Nine years ago, I was seated at a long dinner table in a rather nice home in Santa Fe. Around the table were Cyrix's executive staff and board of directors, which included Jack Kemp, quarterback and politician extraordinaire. Jack, who can really work a room, eventually turned the conversation to politics. The question put to the table was whom did we like in the upcoming Republican primaries and why.
I instantly panicked. I didn't even know who the candidates were. Not that I was a Democrat; I just didn't care much about politics. I'd always thought presidential elections were kind of like beauty contests that also affected my tax rate. Thankfully, the inquisition went the opposite way around the table; by the time it came around to me, I was able to fudge a pretty good answer.
I know it's sacrilege to be a political atheist, but I ask you, with respect to the tech industry, does it really matter who wins in November? Now, I'm not talking about issues like human rights, women's reproductive rights and the war on terror. I'm talking about tax rates, stock option>expensing and the war on outsourcing.
As a longtime Silicon Valley executive, my view on tax rates is as subjective as it is predictable.

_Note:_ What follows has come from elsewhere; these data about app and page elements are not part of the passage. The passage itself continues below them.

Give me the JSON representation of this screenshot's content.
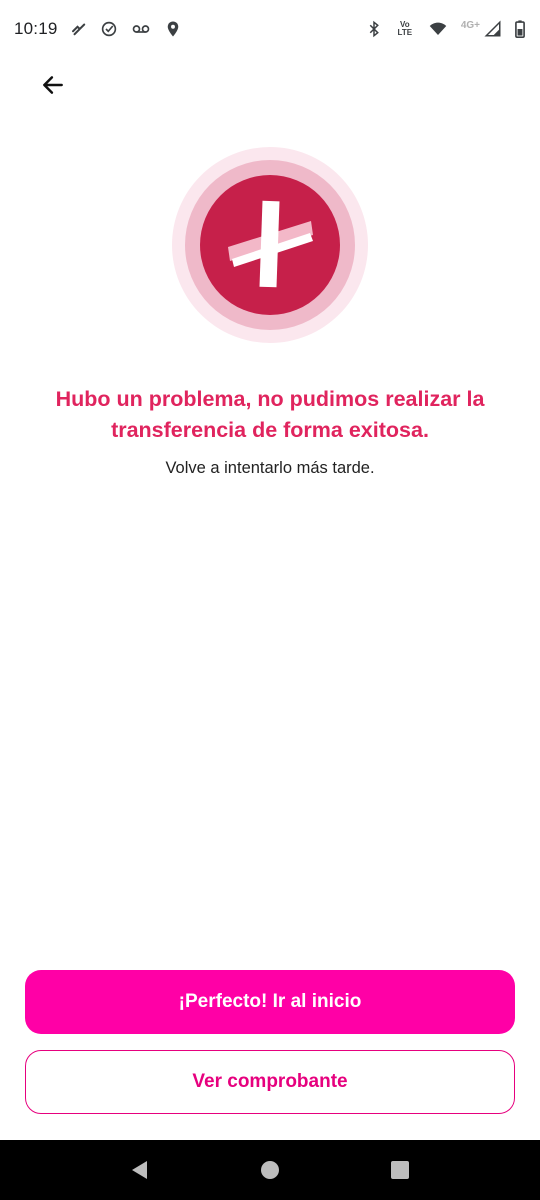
{
  "status_bar": {
    "time": "10:19",
    "left_icons": [
      "missed-call-icon",
      "check-circle-icon",
      "voicemail-icon",
      "location-pin-icon"
    ],
    "right_icons": [
      "bluetooth-icon",
      "volte-icon",
      "wifi-icon",
      "signal-icon",
      "battery-icon"
    ],
    "volte_top": "Vo",
    "volte_bottom": "LTE",
    "network_type": "4G+"
  },
  "header": {
    "back_icon": "arrow-left-icon"
  },
  "illustration": {
    "icon": "error-x-icon",
    "colors": {
      "outer_ring": "#fbe7ee",
      "middle_ring": "#efb9c9",
      "circle": "#c6204a",
      "mark": "#ffffff"
    }
  },
  "message": {
    "title": "Hubo un problema, no pudimos realizar la transferencia de forma exitosa.",
    "subtitle": "Volve a intentarlo más tarde."
  },
  "actions": {
    "primary_label": "¡Perfecto! Ir al inicio",
    "secondary_label": "Ver comprobante",
    "primary_color": "#ff00a6",
    "secondary_color": "#e6007e"
  },
  "nav_bar": {
    "buttons": [
      "back-triangle-icon",
      "home-circle-icon",
      "recents-square-icon"
    ]
  }
}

Likewise for stock options, but I would add that if intellectual property is the flywheel of our technology leadership, then stock options are its grease. And stock options play a critical role in keeping technology jobs on our soil, which leads us to a key issue of the campaign: outsourcing jobs overseas.

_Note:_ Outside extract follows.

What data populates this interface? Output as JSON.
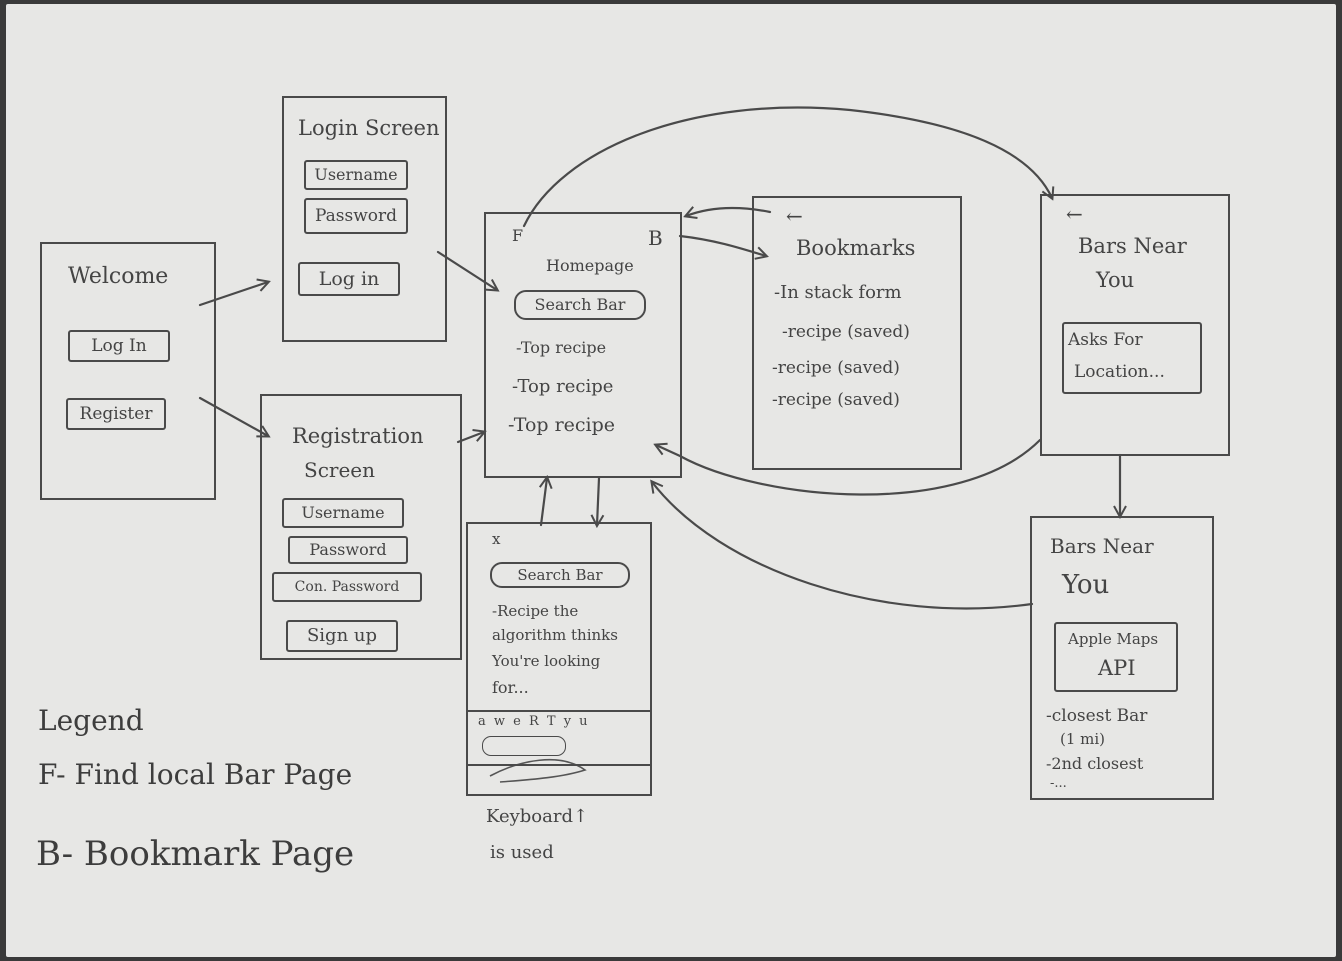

I'm sure this won't help my approval ratings, but I don't think outsourcing jobs overseas is a bad thing for the tech industry. Here's why: In 1980, I was a young engineer driving my first and last brand-new American car. What happened next is automotive history. Japanese car manufacturers outpaced their U.S. counterparts, who blew a gasket over the offshore competition, and the feds responded by levying import duties.
So, when I bought my first Japanese car in 1981 it cost $3,000 more than I should have paid but I still bought it. I wasn't alone. The feds eventually removed the duties, allowing economics to run its course. Without the safety net, U.S. automakers were forced to do something unthinkable make better cars.
Likewise, when National Semiconductor started manufacturing overseas, and the Japanese threatened our semiconductor leadership, many thought the end was near. But that's not the way it turned out. We're still leaders in chips and we survived the move to offshore manufacturing. The point is that overseas competition can be a wake-up call that brings positive change.
The moral of the story is that federal sanctions will not significantly change the economics of outsourcing, our industry's reaction or the end result. Moreover, outsourcing non-differentiated or non-core engineering functions to mitigate the peaks and valleys of our economic cycles will not materially affect our industry; failing to develop and protect the technologies that will drive our future growth, such as biotech, nanotech and fuel cells, will.
Our industry's future is to drive the knowledge-based economy; candidates and legislation that will enable and protect that future are absolutely worthy of our political activism.
Steve Tobak can be reached at firstname.lastname@example.org.